MATERIALS PROVIDED -

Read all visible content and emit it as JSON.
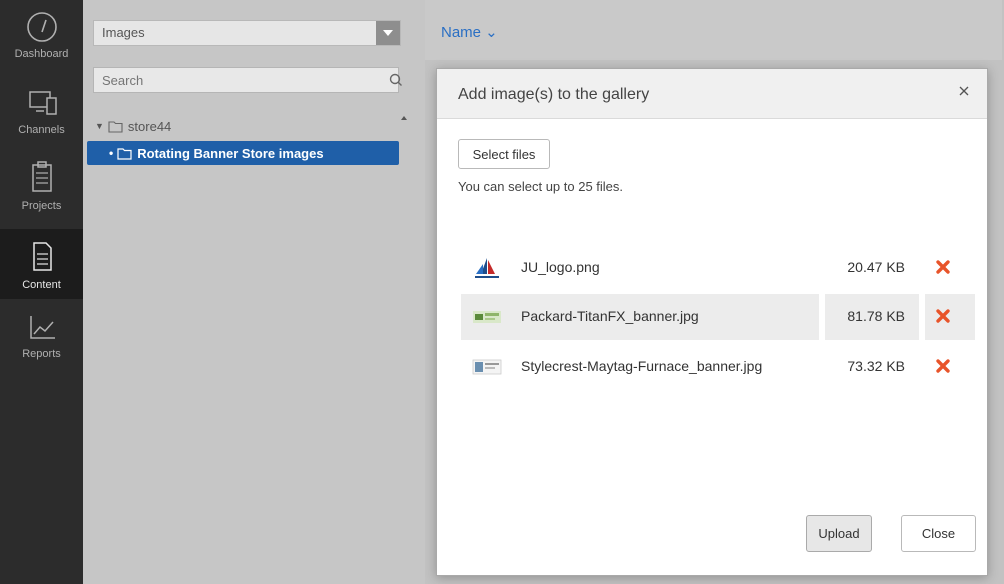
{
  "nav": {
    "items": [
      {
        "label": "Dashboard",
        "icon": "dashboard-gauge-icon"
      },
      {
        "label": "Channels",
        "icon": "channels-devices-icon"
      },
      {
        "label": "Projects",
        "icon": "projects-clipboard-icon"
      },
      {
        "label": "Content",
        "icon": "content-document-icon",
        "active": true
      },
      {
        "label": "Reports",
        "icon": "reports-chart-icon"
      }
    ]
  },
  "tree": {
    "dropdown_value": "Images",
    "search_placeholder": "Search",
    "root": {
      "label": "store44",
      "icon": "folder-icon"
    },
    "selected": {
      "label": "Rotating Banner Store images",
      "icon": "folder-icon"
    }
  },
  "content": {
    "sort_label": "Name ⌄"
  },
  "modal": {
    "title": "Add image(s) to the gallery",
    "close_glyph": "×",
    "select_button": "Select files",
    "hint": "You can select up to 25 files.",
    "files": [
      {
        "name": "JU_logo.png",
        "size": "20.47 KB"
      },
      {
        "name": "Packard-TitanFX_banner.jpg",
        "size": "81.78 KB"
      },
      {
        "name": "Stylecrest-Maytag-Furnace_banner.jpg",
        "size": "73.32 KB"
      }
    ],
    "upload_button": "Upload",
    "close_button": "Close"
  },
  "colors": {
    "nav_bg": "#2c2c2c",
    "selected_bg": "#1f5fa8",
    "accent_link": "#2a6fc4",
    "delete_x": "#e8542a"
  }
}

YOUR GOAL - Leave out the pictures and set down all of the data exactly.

SOLUTION TO THIS TASK -
Read all visible content and emit it as JSON.
{
  "nav": {
    "items": [
      {
        "label": "Dashboard",
        "icon": "dashboard-gauge-icon"
      },
      {
        "label": "Channels",
        "icon": "channels-devices-icon"
      },
      {
        "label": "Projects",
        "icon": "projects-clipboard-icon"
      },
      {
        "label": "Content",
        "icon": "content-document-icon",
        "active": true
      },
      {
        "label": "Reports",
        "icon": "reports-chart-icon"
      }
    ]
  },
  "tree": {
    "dropdown_value": "Images",
    "search_placeholder": "Search",
    "root": {
      "label": "store44",
      "icon": "folder-icon"
    },
    "selected": {
      "label": "Rotating Banner Store images",
      "icon": "folder-icon"
    }
  },
  "content": {
    "sort_label": "Name ⌄"
  },
  "modal": {
    "title": "Add image(s) to the gallery",
    "close_glyph": "×",
    "select_button": "Select files",
    "hint": "You can select up to 25 files.",
    "files": [
      {
        "name": "JU_logo.png",
        "size": "20.47 KB"
      },
      {
        "name": "Packard-TitanFX_banner.jpg",
        "size": "81.78 KB"
      },
      {
        "name": "Stylecrest-Maytag-Furnace_banner.jpg",
        "size": "73.32 KB"
      }
    ],
    "upload_button": "Upload",
    "close_button": "Close"
  },
  "colors": {
    "nav_bg": "#2c2c2c",
    "selected_bg": "#1f5fa8",
    "accent_link": "#2a6fc4",
    "delete_x": "#e8542a"
  }
}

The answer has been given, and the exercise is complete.